December 7th, 2008

Lisp as a base for a statistical computing system

Rainer Joswig sent me a link to Back to the Future: Lisp as a Base for a Statistical Computing System. I haven't read it, but Rainer helpfully summarized it on comp.lang.lisp. Here's part of his summary:

These guys moved away from XLisp to languages like R. Now they feel that R has not a bright future as a implementation of an efficient programming language. Going back to XLisp is no option, since it is no longer used/maintained and also relatively 'slow'. The authors of the paper argue that by using Common Lisp:

  • they can write more code in Lisp and less code in C. since Common Lisp implementations have a wider range of performance (due to providing optimizing, incremental, native code compilers) and the implementations are mostly written in Common Lisp themselves.
  • they get the choice of several Common Lisp implementations that are maintained, so they don't have to maintain the language implementation.
  • they get a standard language with features and extensions that XLisp does not provide or in a more primitive form. They don't have to maintain/invent their own programming language.

Their goal is to get an interactive system and reasonable performance at the same time - something that several Common Lisp implementations can provide.

His full article is here.

Photofonts for Common Lisp

Max-Gerd Retzlaff wrote up his experiences implementing the Photofont file format in Common Lisp.

Photofonts are somewhat interesting, but I really liked his description of finding and assembling a bunch of reusable, open source Common Lisp libraries to do most of the work.
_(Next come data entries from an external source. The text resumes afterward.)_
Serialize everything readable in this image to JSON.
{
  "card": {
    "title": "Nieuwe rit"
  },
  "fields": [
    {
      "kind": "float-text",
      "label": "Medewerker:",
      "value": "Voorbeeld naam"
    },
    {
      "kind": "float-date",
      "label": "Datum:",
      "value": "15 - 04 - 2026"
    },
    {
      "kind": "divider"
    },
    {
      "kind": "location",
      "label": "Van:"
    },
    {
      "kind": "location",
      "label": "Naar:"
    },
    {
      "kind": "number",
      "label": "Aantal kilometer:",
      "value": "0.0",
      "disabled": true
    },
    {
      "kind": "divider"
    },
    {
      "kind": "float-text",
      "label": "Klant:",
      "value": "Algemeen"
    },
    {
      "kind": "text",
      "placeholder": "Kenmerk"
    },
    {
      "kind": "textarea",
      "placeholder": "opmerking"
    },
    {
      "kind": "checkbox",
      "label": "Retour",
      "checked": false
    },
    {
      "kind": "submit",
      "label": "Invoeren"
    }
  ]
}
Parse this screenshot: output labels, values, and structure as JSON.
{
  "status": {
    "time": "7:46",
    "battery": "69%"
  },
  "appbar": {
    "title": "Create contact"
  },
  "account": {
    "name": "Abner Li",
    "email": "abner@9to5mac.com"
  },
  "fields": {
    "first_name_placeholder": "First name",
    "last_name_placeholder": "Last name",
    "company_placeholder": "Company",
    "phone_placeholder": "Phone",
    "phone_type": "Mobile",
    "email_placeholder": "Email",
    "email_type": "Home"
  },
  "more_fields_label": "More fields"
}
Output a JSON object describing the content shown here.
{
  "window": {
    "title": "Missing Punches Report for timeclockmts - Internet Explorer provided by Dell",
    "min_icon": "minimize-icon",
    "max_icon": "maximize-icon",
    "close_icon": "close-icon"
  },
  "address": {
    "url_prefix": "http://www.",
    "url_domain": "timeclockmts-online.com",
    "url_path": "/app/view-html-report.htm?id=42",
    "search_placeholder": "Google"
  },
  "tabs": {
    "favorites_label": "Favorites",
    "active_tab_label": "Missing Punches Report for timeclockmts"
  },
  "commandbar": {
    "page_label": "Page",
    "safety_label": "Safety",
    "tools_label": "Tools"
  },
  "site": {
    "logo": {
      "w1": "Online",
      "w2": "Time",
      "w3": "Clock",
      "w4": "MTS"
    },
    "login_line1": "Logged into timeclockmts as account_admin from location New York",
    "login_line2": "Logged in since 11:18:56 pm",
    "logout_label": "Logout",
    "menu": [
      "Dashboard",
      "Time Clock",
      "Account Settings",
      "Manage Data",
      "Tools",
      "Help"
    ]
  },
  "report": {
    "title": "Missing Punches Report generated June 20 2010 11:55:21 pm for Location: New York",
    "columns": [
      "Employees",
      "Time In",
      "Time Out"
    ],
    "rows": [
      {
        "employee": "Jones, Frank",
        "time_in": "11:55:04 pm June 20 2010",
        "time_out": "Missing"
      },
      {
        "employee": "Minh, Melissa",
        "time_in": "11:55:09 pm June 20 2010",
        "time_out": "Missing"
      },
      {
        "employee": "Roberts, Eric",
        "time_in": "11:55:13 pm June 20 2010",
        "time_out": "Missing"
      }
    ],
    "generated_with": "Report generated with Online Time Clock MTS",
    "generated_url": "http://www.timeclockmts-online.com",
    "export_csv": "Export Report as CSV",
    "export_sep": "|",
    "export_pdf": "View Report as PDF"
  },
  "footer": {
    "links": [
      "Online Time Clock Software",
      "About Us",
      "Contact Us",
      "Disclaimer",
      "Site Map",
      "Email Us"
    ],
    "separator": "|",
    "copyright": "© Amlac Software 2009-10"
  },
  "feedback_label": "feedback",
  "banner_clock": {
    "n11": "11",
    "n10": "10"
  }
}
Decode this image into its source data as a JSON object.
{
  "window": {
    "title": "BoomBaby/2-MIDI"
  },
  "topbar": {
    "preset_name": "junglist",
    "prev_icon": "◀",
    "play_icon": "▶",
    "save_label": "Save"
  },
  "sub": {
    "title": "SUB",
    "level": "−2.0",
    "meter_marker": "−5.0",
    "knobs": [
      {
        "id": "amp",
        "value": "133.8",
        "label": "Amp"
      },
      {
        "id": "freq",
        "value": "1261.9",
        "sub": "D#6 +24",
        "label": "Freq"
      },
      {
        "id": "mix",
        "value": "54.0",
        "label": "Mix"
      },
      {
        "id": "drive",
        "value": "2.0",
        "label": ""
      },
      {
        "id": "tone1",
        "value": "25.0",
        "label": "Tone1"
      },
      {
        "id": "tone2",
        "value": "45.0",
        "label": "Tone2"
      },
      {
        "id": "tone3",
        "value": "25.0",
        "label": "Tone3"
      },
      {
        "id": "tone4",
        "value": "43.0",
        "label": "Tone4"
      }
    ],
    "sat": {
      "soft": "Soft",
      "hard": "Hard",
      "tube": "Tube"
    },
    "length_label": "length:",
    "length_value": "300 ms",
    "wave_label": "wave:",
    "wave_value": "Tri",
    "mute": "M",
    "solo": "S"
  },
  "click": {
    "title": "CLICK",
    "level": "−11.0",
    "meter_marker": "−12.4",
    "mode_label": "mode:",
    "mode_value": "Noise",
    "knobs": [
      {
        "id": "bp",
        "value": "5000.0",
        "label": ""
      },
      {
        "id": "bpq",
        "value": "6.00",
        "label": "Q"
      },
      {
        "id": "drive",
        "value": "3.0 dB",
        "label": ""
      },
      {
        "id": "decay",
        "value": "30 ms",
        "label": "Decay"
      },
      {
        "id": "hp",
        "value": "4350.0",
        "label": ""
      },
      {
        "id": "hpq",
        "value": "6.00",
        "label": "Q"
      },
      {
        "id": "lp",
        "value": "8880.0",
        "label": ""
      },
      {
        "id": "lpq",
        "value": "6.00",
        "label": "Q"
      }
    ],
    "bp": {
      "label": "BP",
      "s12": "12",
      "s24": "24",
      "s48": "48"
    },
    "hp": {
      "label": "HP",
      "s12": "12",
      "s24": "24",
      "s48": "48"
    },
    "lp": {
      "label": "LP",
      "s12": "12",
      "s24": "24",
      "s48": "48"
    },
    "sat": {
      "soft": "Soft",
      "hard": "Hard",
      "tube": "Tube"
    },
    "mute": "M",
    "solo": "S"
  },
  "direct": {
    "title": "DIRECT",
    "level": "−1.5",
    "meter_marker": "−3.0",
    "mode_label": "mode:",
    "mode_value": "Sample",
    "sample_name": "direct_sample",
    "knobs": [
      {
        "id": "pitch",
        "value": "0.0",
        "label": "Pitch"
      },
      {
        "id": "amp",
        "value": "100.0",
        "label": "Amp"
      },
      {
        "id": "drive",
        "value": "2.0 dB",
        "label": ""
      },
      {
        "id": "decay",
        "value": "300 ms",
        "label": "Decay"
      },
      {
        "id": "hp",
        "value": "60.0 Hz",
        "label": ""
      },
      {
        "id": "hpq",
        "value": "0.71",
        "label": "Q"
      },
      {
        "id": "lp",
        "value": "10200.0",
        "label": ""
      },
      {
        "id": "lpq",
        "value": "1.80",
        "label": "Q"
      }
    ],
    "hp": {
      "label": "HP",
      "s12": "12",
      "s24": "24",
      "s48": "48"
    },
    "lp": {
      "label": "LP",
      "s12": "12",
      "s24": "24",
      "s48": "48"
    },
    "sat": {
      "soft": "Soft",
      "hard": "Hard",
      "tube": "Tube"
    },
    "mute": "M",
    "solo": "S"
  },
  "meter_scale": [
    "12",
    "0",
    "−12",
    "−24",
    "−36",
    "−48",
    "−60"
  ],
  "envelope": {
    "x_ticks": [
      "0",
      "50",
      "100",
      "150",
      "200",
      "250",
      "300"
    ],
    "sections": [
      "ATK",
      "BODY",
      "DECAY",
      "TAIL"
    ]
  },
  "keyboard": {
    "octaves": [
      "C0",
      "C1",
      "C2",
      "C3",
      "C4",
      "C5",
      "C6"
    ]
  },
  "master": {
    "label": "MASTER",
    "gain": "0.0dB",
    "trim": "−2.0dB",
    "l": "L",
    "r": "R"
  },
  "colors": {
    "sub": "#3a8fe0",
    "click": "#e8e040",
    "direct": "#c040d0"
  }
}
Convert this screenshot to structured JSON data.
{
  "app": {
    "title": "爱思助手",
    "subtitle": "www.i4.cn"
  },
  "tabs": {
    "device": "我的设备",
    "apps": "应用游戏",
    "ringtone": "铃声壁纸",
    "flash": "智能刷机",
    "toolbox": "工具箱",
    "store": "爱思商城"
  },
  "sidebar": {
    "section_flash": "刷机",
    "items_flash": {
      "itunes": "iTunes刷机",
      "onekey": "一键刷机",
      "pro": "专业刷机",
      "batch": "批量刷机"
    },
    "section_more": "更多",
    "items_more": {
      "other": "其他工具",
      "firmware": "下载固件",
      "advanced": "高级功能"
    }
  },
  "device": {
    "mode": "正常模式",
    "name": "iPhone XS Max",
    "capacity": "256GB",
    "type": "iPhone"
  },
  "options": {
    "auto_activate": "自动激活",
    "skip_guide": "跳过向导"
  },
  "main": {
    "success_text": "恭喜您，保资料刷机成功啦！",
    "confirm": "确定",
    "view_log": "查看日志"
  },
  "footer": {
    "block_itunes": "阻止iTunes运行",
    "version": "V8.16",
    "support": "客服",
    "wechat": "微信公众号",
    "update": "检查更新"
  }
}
That was my experience on ZS3 as well, and it's nice that the list of really useful Lisp libraries is growing to the point where you can pursue a primary project goal without having to write each and every little bit of infrastructure yourself, from scratch.

Keep writing and sharing libraries!